It’s still winter here. It’s not a winter like Michigan, so there’s no snow, and while everyone else here is typically wearing wool coats and fluffy parkas, we’re enjoying the mildness of their cold.
So when it comes to kayaking, the nippiness can be a good and bad thing. Good in the sense that had it been summer, we probably wouldn’t have even been able to rent a kayak since it would be so busy with other people doing the same thing. Aaron, from Sea Kayak Adventures, said they are “essentially closed” right now. But as Daniel said, Aaron seemed like it was pure joy for him to introduce us to kayaking, and even talk about the possibility of us kayaking. So he didn’t mind opening up shop for us at all.

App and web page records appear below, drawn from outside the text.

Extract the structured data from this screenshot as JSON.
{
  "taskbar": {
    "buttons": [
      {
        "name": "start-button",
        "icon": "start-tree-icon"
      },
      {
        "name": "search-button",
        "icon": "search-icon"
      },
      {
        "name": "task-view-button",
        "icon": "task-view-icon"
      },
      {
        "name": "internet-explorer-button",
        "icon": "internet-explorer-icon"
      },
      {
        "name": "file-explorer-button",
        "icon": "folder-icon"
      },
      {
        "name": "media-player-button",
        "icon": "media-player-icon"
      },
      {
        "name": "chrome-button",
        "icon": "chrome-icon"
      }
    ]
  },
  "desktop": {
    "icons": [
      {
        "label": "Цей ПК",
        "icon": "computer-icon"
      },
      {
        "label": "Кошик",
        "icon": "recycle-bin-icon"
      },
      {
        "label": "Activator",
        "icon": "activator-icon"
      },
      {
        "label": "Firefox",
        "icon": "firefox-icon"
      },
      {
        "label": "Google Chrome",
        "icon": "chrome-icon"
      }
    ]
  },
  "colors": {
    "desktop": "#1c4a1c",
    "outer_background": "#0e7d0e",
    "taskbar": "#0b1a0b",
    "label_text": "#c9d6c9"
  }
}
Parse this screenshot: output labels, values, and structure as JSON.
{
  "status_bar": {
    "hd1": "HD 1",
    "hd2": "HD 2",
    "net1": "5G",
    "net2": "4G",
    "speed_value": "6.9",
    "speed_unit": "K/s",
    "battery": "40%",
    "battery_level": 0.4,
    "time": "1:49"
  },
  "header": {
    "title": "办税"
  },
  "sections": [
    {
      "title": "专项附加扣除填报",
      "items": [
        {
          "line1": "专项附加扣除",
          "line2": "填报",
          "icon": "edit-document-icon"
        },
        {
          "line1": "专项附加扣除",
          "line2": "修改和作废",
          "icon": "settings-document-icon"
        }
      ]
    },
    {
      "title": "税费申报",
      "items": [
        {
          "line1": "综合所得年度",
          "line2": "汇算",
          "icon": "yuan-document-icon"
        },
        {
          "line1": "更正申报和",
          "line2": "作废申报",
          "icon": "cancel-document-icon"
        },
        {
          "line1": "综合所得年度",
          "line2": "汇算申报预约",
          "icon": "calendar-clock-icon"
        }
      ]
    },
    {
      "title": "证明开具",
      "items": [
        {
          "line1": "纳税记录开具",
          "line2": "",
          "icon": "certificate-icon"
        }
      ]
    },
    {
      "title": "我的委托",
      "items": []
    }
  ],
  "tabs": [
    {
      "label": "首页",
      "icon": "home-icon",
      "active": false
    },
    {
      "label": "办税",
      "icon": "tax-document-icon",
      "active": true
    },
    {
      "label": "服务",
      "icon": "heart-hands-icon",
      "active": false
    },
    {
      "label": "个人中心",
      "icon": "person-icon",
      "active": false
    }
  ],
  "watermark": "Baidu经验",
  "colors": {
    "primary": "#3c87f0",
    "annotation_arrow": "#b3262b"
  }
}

The bad part of the chilly weather I mentioned, is that self-bailing kayaks have a built-in water drainage and bailing system which in turn creates very wet bums. Aaron kindly suggested that we do “the Kiwi” thing, and go barefoot. That was indeed a very good idea. He also commented, “I’ve heard it’s a rule in the states, ‘no shirt, no shoes, no service’, and if that’s the case, I’d never be served because from about November to March, I’m always shirtless and I never wear shoes!” He was barefoot even as he spoke.
We however, had an entire end of Queen Charlotte Sound -near Picton, New Zealand- to ourselves.
And…the part that kept us from thinking about our really wet bums and Natasha’s uncontrollable quivering chin and purple nose, were the seals that swam along with us.
They seemed to think two kayaks bobbing along beside them were the best thing ever. They loved showing off for us, swimming underneath the kayaks, following us along, jumping and diving, and coming up blowing out air behind us.
There were even starfish. Natasha was thrilled and kept saying, “I didn’t know I was going to see my first ever live starfish!”
It was a really cold and wet first kayaking experience, but really memorable for sure.